Data records:
= Beginning of Section =

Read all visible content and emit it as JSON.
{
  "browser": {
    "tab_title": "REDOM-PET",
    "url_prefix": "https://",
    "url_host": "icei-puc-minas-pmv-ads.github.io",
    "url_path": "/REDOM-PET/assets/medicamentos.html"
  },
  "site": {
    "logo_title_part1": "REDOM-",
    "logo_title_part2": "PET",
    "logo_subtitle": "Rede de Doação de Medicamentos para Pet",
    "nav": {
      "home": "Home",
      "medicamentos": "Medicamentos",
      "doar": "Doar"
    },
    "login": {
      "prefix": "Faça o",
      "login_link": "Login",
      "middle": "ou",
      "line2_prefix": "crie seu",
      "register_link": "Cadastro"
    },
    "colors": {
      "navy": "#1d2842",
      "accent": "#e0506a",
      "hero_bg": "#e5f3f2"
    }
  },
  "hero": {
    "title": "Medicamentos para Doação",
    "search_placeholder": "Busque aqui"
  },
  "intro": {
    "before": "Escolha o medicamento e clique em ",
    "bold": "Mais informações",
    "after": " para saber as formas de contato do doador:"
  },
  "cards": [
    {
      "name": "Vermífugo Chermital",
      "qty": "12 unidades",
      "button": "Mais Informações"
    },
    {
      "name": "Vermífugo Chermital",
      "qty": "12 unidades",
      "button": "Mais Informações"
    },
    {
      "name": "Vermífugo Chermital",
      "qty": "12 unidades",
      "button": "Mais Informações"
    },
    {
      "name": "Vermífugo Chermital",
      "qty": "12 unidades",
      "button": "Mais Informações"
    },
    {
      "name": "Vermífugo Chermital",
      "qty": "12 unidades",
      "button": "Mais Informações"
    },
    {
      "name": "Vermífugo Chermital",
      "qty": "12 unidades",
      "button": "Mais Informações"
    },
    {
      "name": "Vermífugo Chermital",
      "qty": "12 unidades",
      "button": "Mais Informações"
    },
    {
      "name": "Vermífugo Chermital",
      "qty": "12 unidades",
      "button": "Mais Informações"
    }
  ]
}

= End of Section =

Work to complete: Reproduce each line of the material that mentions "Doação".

The answer:
    "logo_subtitle": "Rede de Doação de Medicamentos para Pet",
    "title": "Medicamentos para Doação",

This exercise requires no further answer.